• Clinical science

Autoantibodies in rheumatic diseases

Summary

Antibody diagnostics play a vital role in the differential diagnosis of rheumatic diseases. Many of these autoantibodies can be differentiated into antibodies against nuclear antigens (ANAs) and antibodies against cytoplasmic antigens (ANCAs). Although both of these antibodies are detectable in numerous autoimmune diseases, elevated ANAs are typical for connective tissue diseases and elevated ANCAs for vasculitis. Diagnosis of individual conditions can be further supported by detecting disease-specific ANAs or ANCAs, such as anti-dsDNA in systemic lupus erythematosus or c-ANCA in Wegener granulomatosis.

Antinuclear antibodies (ANAs)

  • Brief description
    • ANAs are comprised of numerous antibodies against specific nuclear antigens.
    • In addition, ANAs include autoantibodies against DNA and histones.
  • Assessment
Connective tissue diseases

Specific ANA

Other autoantibodies

Systemic lupus erythematosus (SLE)

Systemic sclerosis (scleroderma)

Sjögren syndrome

Polymyositis and dermatomyositis

  • Anti-Jo1
  • Anti-Mi2
  • RF

Mixed connective tissue disease

  • Anti-U1 RNP
  • RF

References:[1][2]

Antineutrophil cytoplasmic antibodies (ANCAs)

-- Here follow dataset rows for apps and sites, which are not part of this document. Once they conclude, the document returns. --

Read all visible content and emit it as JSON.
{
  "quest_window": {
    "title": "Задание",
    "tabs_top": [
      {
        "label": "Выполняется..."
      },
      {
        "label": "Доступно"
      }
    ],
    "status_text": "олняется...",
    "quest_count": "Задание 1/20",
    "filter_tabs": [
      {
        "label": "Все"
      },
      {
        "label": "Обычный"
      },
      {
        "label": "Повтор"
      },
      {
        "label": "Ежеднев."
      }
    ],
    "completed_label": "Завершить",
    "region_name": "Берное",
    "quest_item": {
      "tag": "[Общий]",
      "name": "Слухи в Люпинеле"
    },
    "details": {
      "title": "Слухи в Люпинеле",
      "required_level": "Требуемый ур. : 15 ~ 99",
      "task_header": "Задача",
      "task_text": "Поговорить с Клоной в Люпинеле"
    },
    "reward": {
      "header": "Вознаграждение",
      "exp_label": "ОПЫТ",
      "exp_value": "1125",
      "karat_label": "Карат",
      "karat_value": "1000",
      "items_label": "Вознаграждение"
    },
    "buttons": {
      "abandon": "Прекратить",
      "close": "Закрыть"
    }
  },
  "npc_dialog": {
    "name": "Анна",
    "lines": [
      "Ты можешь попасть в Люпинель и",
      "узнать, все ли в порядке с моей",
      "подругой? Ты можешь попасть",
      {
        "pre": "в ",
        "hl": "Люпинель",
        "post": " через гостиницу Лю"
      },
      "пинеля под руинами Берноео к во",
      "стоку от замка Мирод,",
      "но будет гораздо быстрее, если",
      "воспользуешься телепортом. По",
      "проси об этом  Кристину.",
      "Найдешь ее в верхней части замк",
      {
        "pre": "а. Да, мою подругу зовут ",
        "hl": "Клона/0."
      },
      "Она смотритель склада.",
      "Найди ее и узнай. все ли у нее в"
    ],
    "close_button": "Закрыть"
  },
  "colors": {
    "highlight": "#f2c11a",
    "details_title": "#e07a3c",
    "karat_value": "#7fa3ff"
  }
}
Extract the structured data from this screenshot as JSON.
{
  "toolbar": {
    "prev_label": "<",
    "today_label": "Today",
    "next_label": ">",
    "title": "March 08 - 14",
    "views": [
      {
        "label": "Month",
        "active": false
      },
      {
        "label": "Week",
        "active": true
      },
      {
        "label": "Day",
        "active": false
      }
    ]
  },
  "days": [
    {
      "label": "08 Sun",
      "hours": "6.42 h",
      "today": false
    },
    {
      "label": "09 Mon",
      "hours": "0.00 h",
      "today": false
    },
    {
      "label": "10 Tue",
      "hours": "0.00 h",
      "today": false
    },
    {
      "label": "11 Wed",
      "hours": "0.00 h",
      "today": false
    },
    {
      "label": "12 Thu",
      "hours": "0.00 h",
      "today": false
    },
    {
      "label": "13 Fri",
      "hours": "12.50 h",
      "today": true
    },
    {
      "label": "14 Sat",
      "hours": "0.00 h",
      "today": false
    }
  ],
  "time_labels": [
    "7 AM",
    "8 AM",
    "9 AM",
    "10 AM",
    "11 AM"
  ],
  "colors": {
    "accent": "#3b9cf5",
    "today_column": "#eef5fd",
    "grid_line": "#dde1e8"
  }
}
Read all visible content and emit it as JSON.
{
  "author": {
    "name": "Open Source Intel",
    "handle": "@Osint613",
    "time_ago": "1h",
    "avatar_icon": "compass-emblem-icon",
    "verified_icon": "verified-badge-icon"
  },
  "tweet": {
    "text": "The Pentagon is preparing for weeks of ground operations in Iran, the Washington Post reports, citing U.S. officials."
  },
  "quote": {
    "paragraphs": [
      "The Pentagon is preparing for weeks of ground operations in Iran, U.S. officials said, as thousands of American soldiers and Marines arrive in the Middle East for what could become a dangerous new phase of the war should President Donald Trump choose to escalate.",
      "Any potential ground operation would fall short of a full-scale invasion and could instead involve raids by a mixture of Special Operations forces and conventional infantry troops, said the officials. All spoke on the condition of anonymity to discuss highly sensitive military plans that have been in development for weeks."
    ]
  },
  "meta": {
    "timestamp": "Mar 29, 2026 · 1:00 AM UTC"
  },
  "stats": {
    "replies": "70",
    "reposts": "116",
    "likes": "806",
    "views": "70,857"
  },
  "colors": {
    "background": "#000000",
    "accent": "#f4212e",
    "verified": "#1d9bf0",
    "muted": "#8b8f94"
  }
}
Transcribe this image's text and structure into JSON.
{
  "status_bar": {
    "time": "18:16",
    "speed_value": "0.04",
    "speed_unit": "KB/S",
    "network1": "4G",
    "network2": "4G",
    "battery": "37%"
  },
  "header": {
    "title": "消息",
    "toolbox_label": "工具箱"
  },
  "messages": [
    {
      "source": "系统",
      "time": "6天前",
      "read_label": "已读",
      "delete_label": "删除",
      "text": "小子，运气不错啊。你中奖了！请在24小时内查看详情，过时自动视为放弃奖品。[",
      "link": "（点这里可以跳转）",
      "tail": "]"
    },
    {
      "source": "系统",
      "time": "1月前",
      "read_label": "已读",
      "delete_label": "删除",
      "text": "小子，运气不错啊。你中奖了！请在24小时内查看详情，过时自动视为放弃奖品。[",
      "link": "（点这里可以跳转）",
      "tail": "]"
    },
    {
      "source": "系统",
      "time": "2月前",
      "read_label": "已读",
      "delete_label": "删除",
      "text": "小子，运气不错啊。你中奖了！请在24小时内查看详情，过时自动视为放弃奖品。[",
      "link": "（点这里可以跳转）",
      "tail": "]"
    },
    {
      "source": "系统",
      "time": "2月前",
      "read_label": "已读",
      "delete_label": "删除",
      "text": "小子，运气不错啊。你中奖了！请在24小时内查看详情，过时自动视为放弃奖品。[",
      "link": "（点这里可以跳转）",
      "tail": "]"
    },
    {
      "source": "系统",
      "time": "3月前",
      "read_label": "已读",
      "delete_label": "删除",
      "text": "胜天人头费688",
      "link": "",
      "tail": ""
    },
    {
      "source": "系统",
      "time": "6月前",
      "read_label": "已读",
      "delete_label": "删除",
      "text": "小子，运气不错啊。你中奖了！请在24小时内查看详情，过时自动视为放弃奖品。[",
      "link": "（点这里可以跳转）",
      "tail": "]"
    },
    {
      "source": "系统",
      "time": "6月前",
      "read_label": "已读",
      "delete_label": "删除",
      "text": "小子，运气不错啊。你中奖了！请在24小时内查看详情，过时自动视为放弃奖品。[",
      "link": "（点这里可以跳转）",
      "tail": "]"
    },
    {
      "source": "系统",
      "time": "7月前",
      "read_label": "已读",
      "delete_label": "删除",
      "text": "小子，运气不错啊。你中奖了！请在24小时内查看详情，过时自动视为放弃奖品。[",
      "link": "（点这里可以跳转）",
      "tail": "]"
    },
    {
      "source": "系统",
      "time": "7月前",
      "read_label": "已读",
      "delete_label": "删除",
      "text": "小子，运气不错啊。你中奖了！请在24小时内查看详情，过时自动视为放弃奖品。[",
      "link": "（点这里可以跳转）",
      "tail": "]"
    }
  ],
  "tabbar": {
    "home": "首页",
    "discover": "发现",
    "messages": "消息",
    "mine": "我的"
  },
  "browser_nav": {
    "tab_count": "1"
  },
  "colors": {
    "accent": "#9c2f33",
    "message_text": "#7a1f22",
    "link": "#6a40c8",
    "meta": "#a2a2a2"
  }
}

Specific ANCA Diseases
c-ANCA
(Proteinase-3 antibody)
p-ANCA
(Myeloperoxidase antibody)
atypical p-ANCA